Harris filed suit against eBay in late 2012, accusing it of making a deal with thefinancial software firm not to recruit each other's workers.

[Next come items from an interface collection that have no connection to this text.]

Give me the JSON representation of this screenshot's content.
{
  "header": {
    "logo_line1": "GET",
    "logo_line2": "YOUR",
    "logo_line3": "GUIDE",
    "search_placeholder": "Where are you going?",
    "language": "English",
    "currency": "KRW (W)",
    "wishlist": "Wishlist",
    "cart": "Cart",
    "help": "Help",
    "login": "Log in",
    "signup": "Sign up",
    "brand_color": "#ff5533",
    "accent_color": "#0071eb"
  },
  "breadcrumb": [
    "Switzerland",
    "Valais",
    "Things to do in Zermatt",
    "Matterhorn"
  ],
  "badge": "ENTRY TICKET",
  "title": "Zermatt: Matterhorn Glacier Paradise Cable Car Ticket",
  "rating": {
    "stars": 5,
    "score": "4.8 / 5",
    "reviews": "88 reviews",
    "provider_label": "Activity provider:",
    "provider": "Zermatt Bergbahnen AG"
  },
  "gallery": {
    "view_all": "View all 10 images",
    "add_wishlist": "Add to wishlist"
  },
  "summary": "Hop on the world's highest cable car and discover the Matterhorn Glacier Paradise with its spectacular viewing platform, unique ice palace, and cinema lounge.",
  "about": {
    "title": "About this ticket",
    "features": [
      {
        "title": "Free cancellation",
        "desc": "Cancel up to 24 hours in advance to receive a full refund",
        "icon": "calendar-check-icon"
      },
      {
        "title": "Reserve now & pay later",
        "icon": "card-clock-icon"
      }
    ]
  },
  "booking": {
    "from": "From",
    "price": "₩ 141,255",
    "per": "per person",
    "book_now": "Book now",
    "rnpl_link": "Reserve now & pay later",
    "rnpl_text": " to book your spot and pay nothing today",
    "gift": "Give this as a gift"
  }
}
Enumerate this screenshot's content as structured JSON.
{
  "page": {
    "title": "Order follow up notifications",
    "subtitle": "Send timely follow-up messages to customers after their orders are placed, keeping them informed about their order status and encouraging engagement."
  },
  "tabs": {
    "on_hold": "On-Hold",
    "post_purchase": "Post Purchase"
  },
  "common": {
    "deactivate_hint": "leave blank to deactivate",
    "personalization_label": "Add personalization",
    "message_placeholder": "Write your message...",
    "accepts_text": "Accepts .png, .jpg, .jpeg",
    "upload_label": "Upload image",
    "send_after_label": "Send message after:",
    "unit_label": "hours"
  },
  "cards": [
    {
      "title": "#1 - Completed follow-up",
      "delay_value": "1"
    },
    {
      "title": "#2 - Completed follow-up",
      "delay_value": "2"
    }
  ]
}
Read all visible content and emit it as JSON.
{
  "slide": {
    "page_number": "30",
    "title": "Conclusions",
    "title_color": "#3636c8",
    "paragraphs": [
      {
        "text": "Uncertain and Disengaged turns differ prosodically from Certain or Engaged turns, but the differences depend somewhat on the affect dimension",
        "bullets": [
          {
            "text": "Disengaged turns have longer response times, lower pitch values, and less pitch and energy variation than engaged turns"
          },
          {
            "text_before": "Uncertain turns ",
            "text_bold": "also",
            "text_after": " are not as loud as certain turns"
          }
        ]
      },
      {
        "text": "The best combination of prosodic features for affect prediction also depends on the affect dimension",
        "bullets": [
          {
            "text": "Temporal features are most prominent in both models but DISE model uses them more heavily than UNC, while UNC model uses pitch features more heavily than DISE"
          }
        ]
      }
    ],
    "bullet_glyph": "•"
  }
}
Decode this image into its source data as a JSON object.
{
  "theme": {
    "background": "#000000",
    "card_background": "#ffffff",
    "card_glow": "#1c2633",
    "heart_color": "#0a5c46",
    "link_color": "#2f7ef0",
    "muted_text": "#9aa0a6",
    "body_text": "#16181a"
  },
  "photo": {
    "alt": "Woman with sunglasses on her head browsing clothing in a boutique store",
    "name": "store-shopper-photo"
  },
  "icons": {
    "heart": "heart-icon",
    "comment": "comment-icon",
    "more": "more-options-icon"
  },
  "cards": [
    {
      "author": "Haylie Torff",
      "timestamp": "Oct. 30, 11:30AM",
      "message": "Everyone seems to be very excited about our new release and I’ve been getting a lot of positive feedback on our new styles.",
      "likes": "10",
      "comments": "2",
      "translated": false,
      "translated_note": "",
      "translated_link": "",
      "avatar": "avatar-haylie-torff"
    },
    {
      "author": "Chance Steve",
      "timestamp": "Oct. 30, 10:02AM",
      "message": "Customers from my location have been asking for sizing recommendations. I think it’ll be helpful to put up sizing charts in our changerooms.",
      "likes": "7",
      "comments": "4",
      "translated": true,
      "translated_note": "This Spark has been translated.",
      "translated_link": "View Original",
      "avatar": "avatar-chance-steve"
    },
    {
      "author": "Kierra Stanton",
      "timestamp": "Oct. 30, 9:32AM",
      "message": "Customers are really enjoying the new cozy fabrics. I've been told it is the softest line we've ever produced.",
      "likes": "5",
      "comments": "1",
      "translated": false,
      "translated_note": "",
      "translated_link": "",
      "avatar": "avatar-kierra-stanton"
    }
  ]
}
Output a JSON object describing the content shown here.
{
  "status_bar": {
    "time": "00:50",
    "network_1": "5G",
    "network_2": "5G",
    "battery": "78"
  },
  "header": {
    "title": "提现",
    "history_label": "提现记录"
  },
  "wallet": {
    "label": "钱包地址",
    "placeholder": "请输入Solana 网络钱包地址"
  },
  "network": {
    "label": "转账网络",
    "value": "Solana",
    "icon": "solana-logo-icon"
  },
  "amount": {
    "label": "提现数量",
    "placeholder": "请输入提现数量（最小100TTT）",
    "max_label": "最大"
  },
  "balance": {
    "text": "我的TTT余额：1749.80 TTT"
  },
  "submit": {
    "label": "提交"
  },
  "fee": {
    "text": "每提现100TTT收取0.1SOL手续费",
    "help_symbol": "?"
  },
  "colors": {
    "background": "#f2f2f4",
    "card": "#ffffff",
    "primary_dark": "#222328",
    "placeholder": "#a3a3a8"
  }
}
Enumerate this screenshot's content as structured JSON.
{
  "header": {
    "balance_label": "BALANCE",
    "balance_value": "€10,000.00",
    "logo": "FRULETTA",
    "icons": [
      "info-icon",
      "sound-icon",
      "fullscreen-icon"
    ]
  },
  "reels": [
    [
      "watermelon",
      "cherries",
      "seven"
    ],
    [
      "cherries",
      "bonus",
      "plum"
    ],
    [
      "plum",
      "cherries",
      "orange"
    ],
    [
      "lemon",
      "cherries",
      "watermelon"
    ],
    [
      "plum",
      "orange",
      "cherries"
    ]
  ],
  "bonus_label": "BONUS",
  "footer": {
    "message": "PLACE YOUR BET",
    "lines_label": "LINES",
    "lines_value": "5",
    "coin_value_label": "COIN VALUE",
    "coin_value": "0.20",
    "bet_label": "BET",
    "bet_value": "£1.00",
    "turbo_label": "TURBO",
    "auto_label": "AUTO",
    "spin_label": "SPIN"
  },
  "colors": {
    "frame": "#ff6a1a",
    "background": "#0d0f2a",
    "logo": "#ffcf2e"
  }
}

The "no-poach" deal tookplace between 2006 and 2009 and including a promise by eBay to not even hireIntuit employees, according to the state attorney general.The DoJ lawsuit aimed at eBay also dates back to late 2012.“eBay’s agreement with Intuit served no purpose but to limit competition betweenthe two firms for employees, distorting the labor market and causing employees tolose opportunities for better jobs and higher pay,” Baer said.Intuit is already subject to a consent decree similar to the one agreed to by eBay,according to the DoJ.
Tech giants Apple, Google, Adobe and Intel last month settled a lawsuit that chargedthey had colluded to hold salaries down by agreeing to not poach each others staff.The four reached an agreement to settle all claims against them with lawyers for theplaintiffs in the case dating back to 2011, a statement from the San Francisco US
district court said.No details were given of the amounts, if any, in the settlement, and it did not coverThree other industry leaders also sued: Intuit, Lucasfilm and Pixar.The case built up strongly against them in January when the judge in the case, LucyKoh, cited emails from late Apple founder Steve Jobs requesting in 2007 that Google
stop recruiting Apple workers.